It is illegal to transport into or out of the state, sell, furnish, give away, or attempt to give away marijuana.

After you purchase medical marijuana you should always put it in the trunk of your car while driving. California Highway Patrol(CHP) has agreed to stop taking cannabis from motorists in routine traffic stops who have a valid recommendation from a doctor. Attorney General Bill Lockyer affirmed that medical marijuana use is sanctioned by California law despited U.S. Supreme Court ruling. CHP officers were told in August 22, 2005 of the new policy which now allows patients traveling on state highways to have up to 8 ounces of marijuana with a valid recommendation. Unfortunately there are still few rare cases where patients have their marijuana seized by CHP. In most cases these patients are able get retrieve their marijuana by going to court and presenting the judge with their recommendation.

DRIVING UNDER THE INFLUENCE (DUI)
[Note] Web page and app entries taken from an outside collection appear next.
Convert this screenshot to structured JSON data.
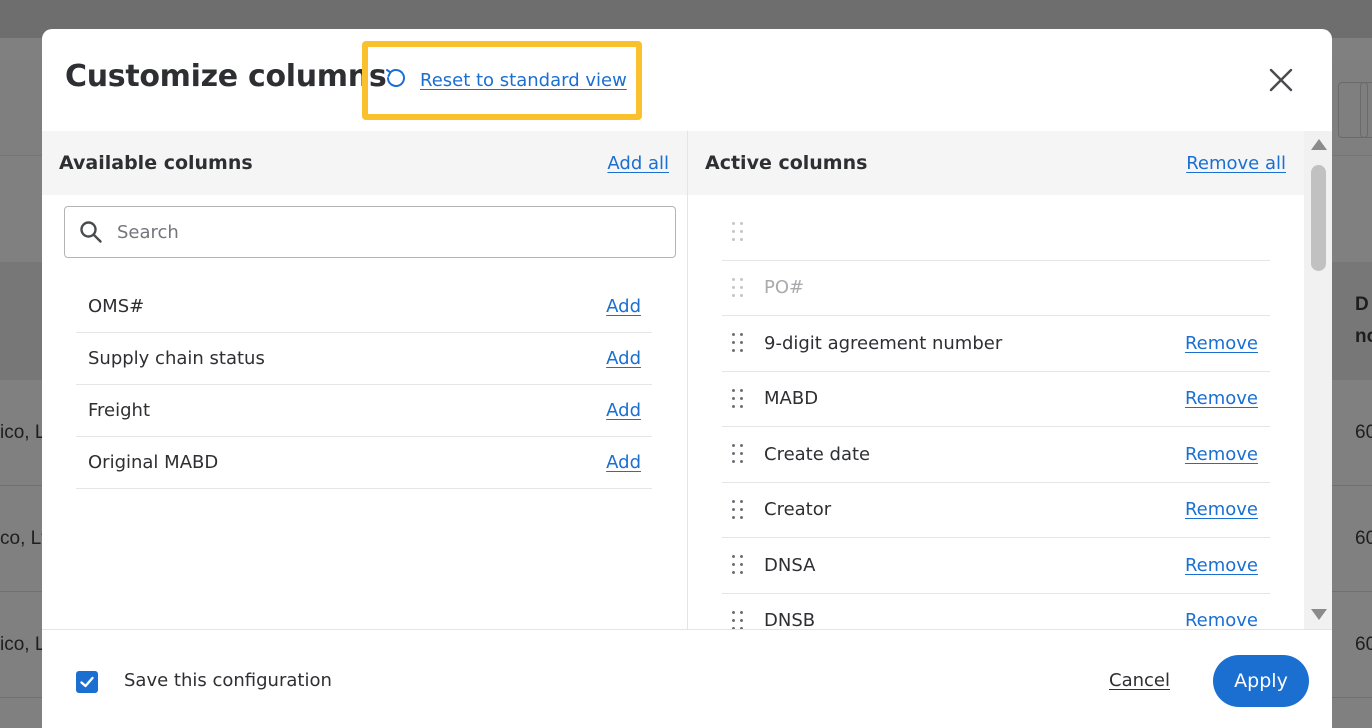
{
  "background": {
    "row_texts": [
      "ico, L",
      "co, Lt",
      "ico, L"
    ],
    "header_fragment_1": "D",
    "header_fragment_2": "no",
    "right_numbers": [
      "60",
      "60",
      "60"
    ]
  },
  "modal": {
    "title": "Customize columns",
    "reset_label": "Reset to standard view",
    "highlight_color": "#fbc02d"
  },
  "available": {
    "heading": "Available columns",
    "add_all_label": "Add all",
    "search_placeholder": "Search",
    "add_label": "Add",
    "items": [
      "OMS#",
      "Supply chain status",
      "Freight",
      "Original MABD"
    ]
  },
  "active": {
    "heading": "Active columns",
    "remove_all_label": "Remove all",
    "remove_label": "Remove",
    "locked_items": [
      "",
      "PO#"
    ],
    "items": [
      "9-digit agreement number",
      "MABD",
      "Create date",
      "Creator",
      "DNSA",
      "DNSB"
    ]
  },
  "footer": {
    "save_config_label": "Save this configuration",
    "save_config_checked": true,
    "cancel_label": "Cancel",
    "apply_label": "Apply"
  },
  "colors": {
    "accent": "#1a6fd1",
    "overlay": "#808080"
  }
}
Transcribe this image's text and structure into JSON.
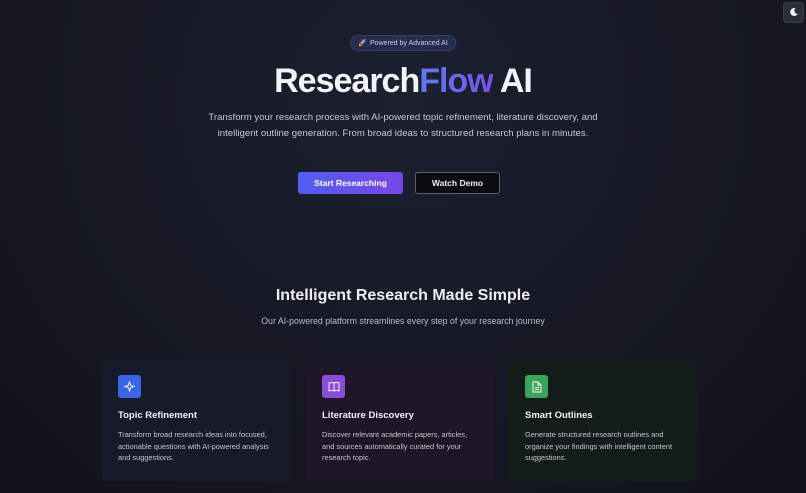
{
  "header": {
    "theme_toggle_icon": "moon-icon"
  },
  "hero": {
    "badge_icon": "🚀",
    "badge_text": "Powered by Advanced AI",
    "title_part1": "Research",
    "title_accent": "Flow",
    "title_part2": " AI",
    "subtitle": "Transform your research process with AI-powered topic refinement, literature discovery, and intelligent outline generation. From broad ideas to structured research plans in minutes.",
    "primary_button": "Start Researching",
    "secondary_button": "Watch Demo"
  },
  "features": {
    "title": "Intelligent Research Made Simple",
    "subtitle": "Our AI-powered platform streamlines every step of your research journey",
    "cards": [
      {
        "icon": "sparkle-icon",
        "title": "Topic Refinement",
        "description": "Transform broad research ideas into focused, actionable questions with AI-powered analysis and suggestions."
      },
      {
        "icon": "book-icon",
        "title": "Literature Discovery",
        "description": "Discover relevant academic papers, articles, and sources automatically curated for your research topic."
      },
      {
        "icon": "document-icon",
        "title": "Smart Outlines",
        "description": "Generate structured research outlines and organize your findings with intelligent content suggestions."
      }
    ]
  },
  "colors": {
    "background": "#141722",
    "accent_start": "#4f5ff0",
    "accent_end": "#7a45e6",
    "card1_icon_bg": "#3b64e6",
    "card2_icon_bg": "#8a4bd6",
    "card3_icon_bg": "#3aa55a"
  }
}
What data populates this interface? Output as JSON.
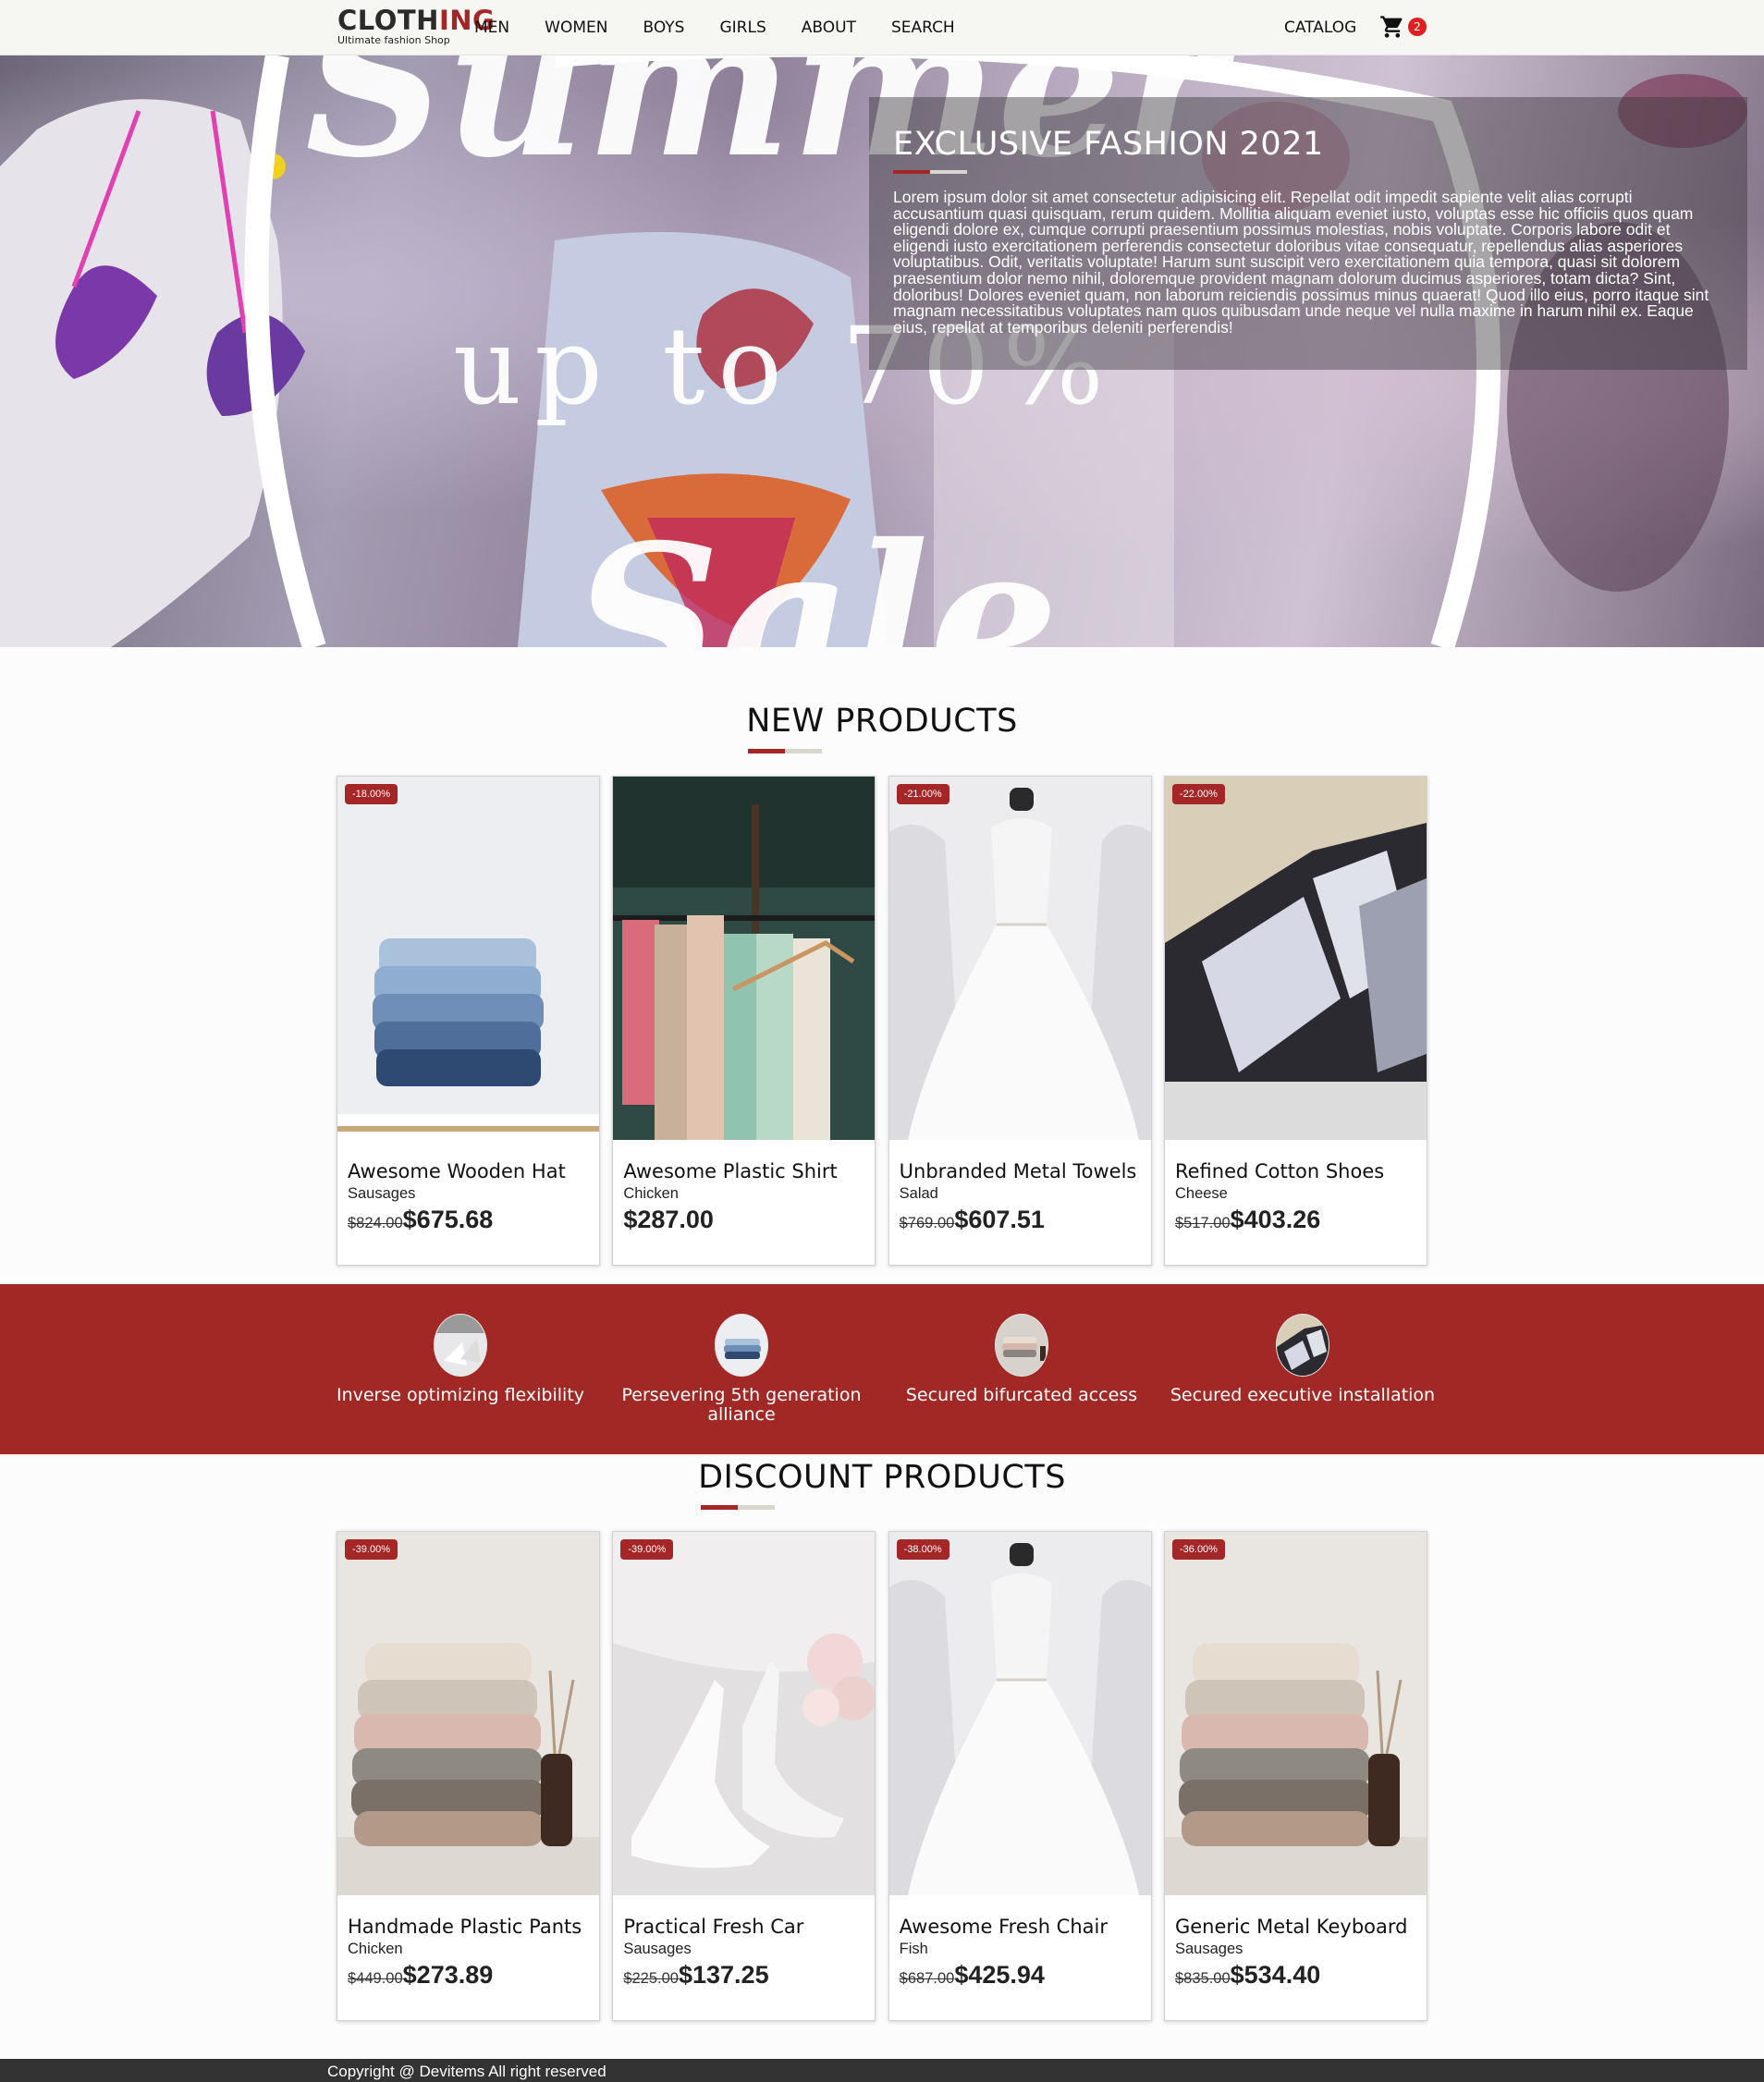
{
  "header": {
    "logo_main": "CLOTHING",
    "logo_dark": "CLOTH",
    "logo_red": "ING",
    "logo_tagline": "Ultimate fashion Shop",
    "nav": [
      "MEN",
      "WOMEN",
      "BOYS",
      "GIRLS",
      "ABOUT",
      "SEARCH"
    ],
    "catalog": "CATALOG",
    "cart_count": "2",
    "cart_icon": "shopping-cart-icon"
  },
  "hero": {
    "title": "EXCLUSIVE FASHION 2021",
    "text": "Lorem ipsum dolor sit amet consectetur adipisicing elit. Repellat odit impedit sapiente velit alias corrupti accusantium quasi quisquam, rerum quidem. Mollitia aliquam eveniet iusto, voluptas esse hic officiis quos quam eligendi dolore ex, cumque corrupti praesentium possimus molestias, nobis voluptate. Corporis labore odit et eligendi iusto exercitationem perferendis consectetur doloribus vitae consequatur, repellendus alias asperiores voluptatibus. Odit, veritatis voluptate! Harum sunt suscipit vero exercitationem quia tempora, quasi sit dolorem praesentium dolor nemo nihil, doloremque provident magnam dolorum ducimus asperiores, totam dicta? Sint, doloribus! Dolores eveniet quam, non laborum reiciendis possimus minus quaerat! Quod illo eius, porro itaque sint magnam necessitatibus voluptates nam quos quibusdam unde neque vel nulla maxime in harum nihil ex. Eaque eius, repellat at temporibus deleniti perferendis!",
    "image_text": {
      "word1": "Summer",
      "word2": "up  to  70%",
      "word3": "Sale"
    }
  },
  "new_products": {
    "title": "NEW PRODUCTS",
    "items": [
      {
        "name": "Awesome Wooden Hat",
        "category": "Sausages",
        "old_price": "$824.00",
        "price": "$675.68",
        "discount": "-18.00%"
      },
      {
        "name": "Awesome Plastic Shirt",
        "category": "Chicken",
        "old_price": "",
        "price": "$287.00",
        "discount": ""
      },
      {
        "name": "Unbranded Metal Towels",
        "category": "Salad",
        "old_price": "$769.00",
        "price": "$607.51",
        "discount": "-21.00%"
      },
      {
        "name": "Refined Cotton Shoes",
        "category": "Cheese",
        "old_price": "$517.00",
        "price": "$403.26",
        "discount": "-22.00%"
      }
    ]
  },
  "features": [
    {
      "label": "Inverse optimizing flexibility"
    },
    {
      "label": "Persevering 5th generation alliance"
    },
    {
      "label": "Secured bifurcated access"
    },
    {
      "label": "Secured executive installation"
    }
  ],
  "discount_products": {
    "title": "DISCOUNT PRODUCTS",
    "items": [
      {
        "name": "Handmade Plastic Pants",
        "category": "Chicken",
        "old_price": "$449.00",
        "price": "$273.89",
        "discount": "-39.00%"
      },
      {
        "name": "Practical Fresh Car",
        "category": "Sausages",
        "old_price": "$225.00",
        "price": "$137.25",
        "discount": "-39.00%"
      },
      {
        "name": "Awesome Fresh Chair",
        "category": "Fish",
        "old_price": "$687.00",
        "price": "$425.94",
        "discount": "-38.00%"
      },
      {
        "name": "Generic Metal Keyboard",
        "category": "Sausages",
        "old_price": "$835.00",
        "price": "$534.40",
        "discount": "-36.00%"
      }
    ]
  },
  "footer": {
    "text": "Copyright @ Devitems All right reserved"
  },
  "colors": {
    "accent": "#a22826",
    "header_bg": "#f6f6f2",
    "footer_bg": "#333333"
  }
}
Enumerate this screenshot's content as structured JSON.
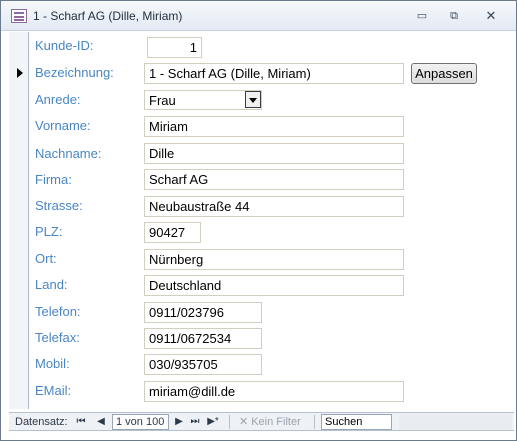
{
  "window": {
    "title": "1 - Scharf AG (Dille, Miriam)",
    "minimize_glyph": "▭",
    "maximize_glyph": "⧉",
    "close_glyph": "✕"
  },
  "fields": {
    "kunde_id": {
      "label": "Kunde-ID:",
      "value": "1"
    },
    "bezeichnung": {
      "label": "Bezeichnung:",
      "value": "1 - Scharf AG (Dille, Miriam)"
    },
    "anrede": {
      "label": "Anrede:",
      "value": "Frau"
    },
    "vorname": {
      "label": "Vorname:",
      "value": "Miriam"
    },
    "nachname": {
      "label": "Nachname:",
      "value": "Dille"
    },
    "firma": {
      "label": "Firma:",
      "value": "Scharf AG"
    },
    "strasse": {
      "label": "Strasse:",
      "value": "Neubaustraße 44"
    },
    "plz": {
      "label": "PLZ:",
      "value": "90427"
    },
    "ort": {
      "label": "Ort:",
      "value": "Nürnberg"
    },
    "land": {
      "label": "Land:",
      "value": "Deutschland"
    },
    "telefon": {
      "label": "Telefon:",
      "value": "0911/023796"
    },
    "telefax": {
      "label": "Telefax:",
      "value": "0911/0672534"
    },
    "mobil": {
      "label": "Mobil:",
      "value": "030/935705"
    },
    "email": {
      "label": "EMail:",
      "value": "miriam@dill.de"
    }
  },
  "buttons": {
    "anpassen": "Anpassen"
  },
  "navigation": {
    "label": "Datensatz:",
    "first_glyph": "⏮",
    "prev_glyph": "◀",
    "position": "1 von 100",
    "next_glyph": "▶",
    "last_glyph": "⏭",
    "new_glyph": "▶*",
    "filter_label": "Kein Filter",
    "search_label": "Suchen"
  },
  "colors": {
    "label": "#4a86c3",
    "field_border": "#d2cfbf",
    "accent": "#8f6a9e"
  }
}
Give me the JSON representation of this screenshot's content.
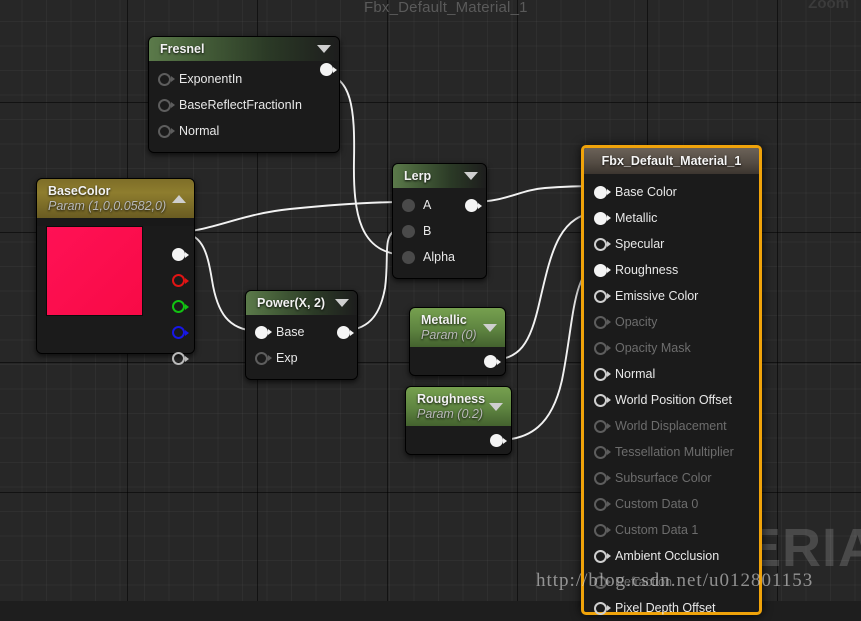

It is unlawful for any person who is under the influence of any alcoholic beverage or drug, or under the combined influence of any alcoholic beverage and drug, to drive a vehicle. This includes marijuana even if you are a medical marijuana patient.

Should I submit to a breath, blood or urine test?

In order to prove you are under the influence, a police officer will ask you to take a breath, blood or urine test. Marijuana shows up in your blood for only several hours as opposed to urine which can be 30-60 days.

The breathalyzer test does not detect THC. If asked to take additional tests, only pick the blood test if you have not used marijuana in the last two days. However, since urine tests will always be positive, if you have used marijuana in the past month, it is difficult to prove you actually are under the influence at the time you tested.

Can you refuse to answer questions if you are pulled over? Yes. But once arrested you may not refuse to take a breathalyzer, blood or urine test if requested. Refusing will cause a one to three year suspension of your driver’s license, depending on how many prior convictions you have.